Much more could be (and has been and will be) said in criticism of Bell. But that would make this review much too long and far too negative.
Because for all its problems, issues and occasional wrong-ness, Love Wins will make Christians re-examine their faith and will help them reclaim a vital and exciting vision of heaven and God’s love. It’s going to make people say, “What does the Bible really say about that anyway?” and that has never been a negative thing. It will make people reconsider their view of God and will encourage every believer to look at Jesus anew. It ably answers the question, “What’s this life for?”—in short, it’s for becoming more and more like the person God has created you to be, a person who will rule in God’s Kingdom.
Rob Bell gives voice to people who don’t fit comfortably in church or even in mainstream Christianity. Perhaps more importantly, he gives voice to the people in church who haven’t felt able to ask these questions, even though they’ve been plagued by them. The people who habitually disagree with Bell will hem and haw at his mistakes (and rightfully so), but if they ignore that real people are asking these real questions … well, they do so at their peril.
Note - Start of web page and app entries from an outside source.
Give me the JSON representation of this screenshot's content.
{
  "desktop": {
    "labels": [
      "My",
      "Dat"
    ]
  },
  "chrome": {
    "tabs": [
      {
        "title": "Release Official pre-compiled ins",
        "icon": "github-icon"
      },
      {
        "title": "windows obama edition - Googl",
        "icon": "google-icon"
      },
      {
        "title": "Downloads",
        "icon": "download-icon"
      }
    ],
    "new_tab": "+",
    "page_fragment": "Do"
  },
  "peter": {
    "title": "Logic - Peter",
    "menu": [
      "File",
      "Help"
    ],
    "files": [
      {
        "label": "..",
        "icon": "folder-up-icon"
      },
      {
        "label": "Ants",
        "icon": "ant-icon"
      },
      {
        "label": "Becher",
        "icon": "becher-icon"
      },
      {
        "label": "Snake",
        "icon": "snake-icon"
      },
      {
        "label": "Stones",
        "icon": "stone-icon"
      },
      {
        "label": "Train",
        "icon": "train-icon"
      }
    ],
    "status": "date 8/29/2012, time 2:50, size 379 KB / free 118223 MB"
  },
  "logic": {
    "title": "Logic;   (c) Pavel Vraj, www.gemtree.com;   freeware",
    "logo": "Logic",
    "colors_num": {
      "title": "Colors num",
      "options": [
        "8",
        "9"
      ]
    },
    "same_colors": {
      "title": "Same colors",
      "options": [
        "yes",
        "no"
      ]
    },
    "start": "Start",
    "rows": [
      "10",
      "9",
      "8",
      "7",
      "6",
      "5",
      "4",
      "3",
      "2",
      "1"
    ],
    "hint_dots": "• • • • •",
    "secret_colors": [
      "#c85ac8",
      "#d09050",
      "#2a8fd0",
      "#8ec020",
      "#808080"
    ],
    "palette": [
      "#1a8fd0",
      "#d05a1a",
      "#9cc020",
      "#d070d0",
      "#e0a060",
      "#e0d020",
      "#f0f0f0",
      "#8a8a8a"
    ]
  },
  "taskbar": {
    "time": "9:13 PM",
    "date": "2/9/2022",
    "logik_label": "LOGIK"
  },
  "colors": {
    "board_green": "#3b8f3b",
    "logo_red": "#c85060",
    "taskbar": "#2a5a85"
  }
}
That’s where your reading of Love Wins will be somewhat dependent on your experiences. If you’ve found yourself asking these questions in your bed at night, or in your mind during church, or in your prayers, you’ll take comfort in the fact that you’re not alone. If you’ve rarely doubted, or went through a strong period of doubt and have discovered some assurance in the theories Bell refutes, you’ll likely be offended. And you might be somewhere in the middle. Your experiences with the “stories” Bell refers to will markedly color your reaction to Love Wins.
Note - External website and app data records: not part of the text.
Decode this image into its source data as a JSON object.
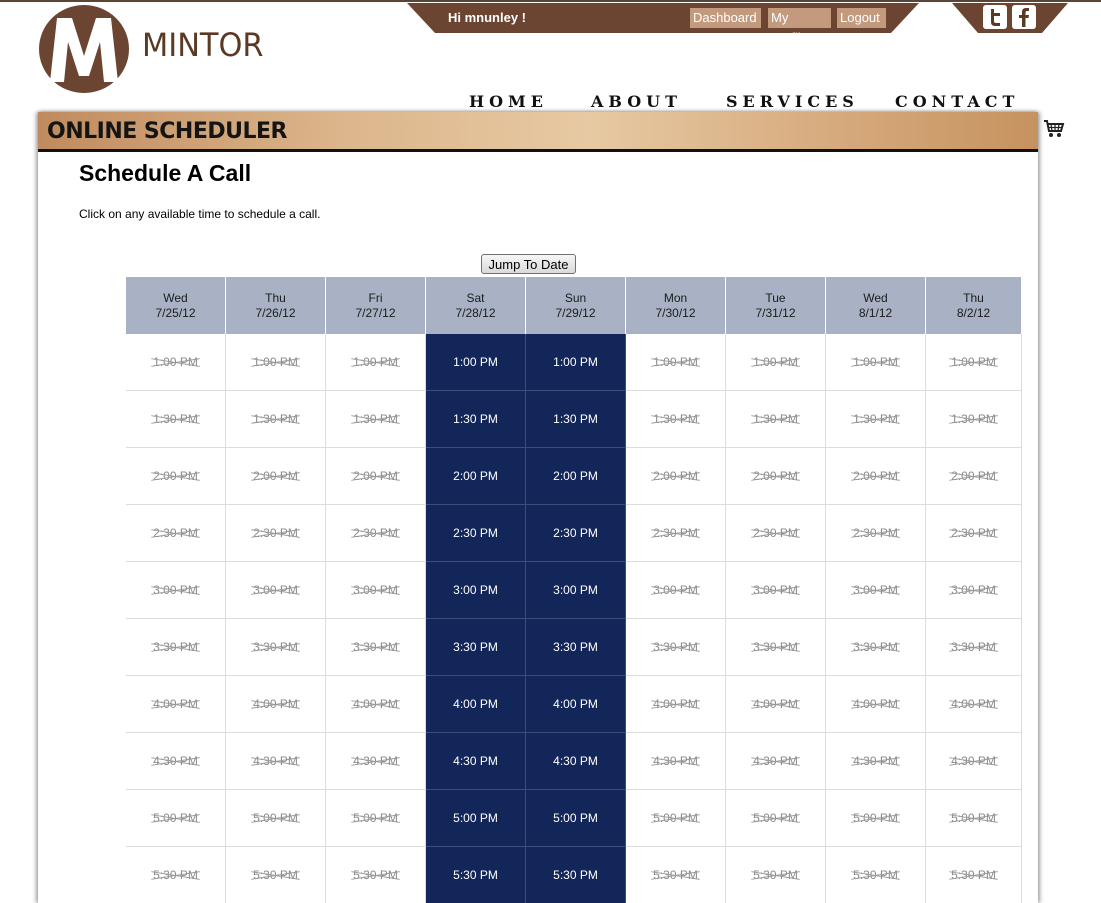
{
  "brand": {
    "name": "MINTOR",
    "logo_letter": "M"
  },
  "userbar": {
    "greeting": "Hi mnunley !",
    "dashboard_label": "Dashboard",
    "profile_label": "My Profile",
    "logout_label": "Logout"
  },
  "social": {
    "twitter_icon": "twitter-icon",
    "facebook_icon": "facebook-icon"
  },
  "nav": {
    "home": "HOME",
    "about": "ABOUT",
    "services": "SERVICES",
    "contact": "CONTACT"
  },
  "banner": {
    "title": "ONLINE SCHEDULER"
  },
  "page": {
    "heading": "Schedule A Call",
    "instruction": "Click on any available time to schedule a call.",
    "jump_button": "Jump To Date"
  },
  "colors": {
    "brand_brown": "#6b4532",
    "available_slot": "#13265a",
    "header_bg": "#a9b2c4"
  },
  "schedule": {
    "days": [
      {
        "day": "Wed",
        "date": "7/25/12",
        "available": false
      },
      {
        "day": "Thu",
        "date": "7/26/12",
        "available": false
      },
      {
        "day": "Fri",
        "date": "7/27/12",
        "available": false
      },
      {
        "day": "Sat",
        "date": "7/28/12",
        "available": true
      },
      {
        "day": "Sun",
        "date": "7/29/12",
        "available": true
      },
      {
        "day": "Mon",
        "date": "7/30/12",
        "available": false
      },
      {
        "day": "Tue",
        "date": "7/31/12",
        "available": false
      },
      {
        "day": "Wed",
        "date": "8/1/12",
        "available": false
      },
      {
        "day": "Thu",
        "date": "8/2/12",
        "available": false
      }
    ],
    "times": [
      "1:00 PM",
      "1:30 PM",
      "2:00 PM",
      "2:30 PM",
      "3:00 PM",
      "3:30 PM",
      "4:00 PM",
      "4:30 PM",
      "5:00 PM",
      "5:30 PM"
    ]
  }
}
Regardless of whether or not you agree with Bell’s conclusions, his questions are no less vital for his answers. Whatever you think of him and his book, you must admit Bell’s articulation of God’s over-the-top, never-stops, all-consuming love is breathtaking and faith-giving. To properly read Love Wins, put that at the forefront of your mind—disagree with some of Bell’s conclusions (for good reason), get annoyed at some of his exegesis, be challenged by his Kingdom-focused lens for this life … and then make up your own mind. But in the midst of it, be thankful that someone is giving voice to questions that haven’t been asked very often in American evangelical Christianity, and that Bell’s voice is calling all of humanity to the realization that Christians worship a God who loves everyone very, very much.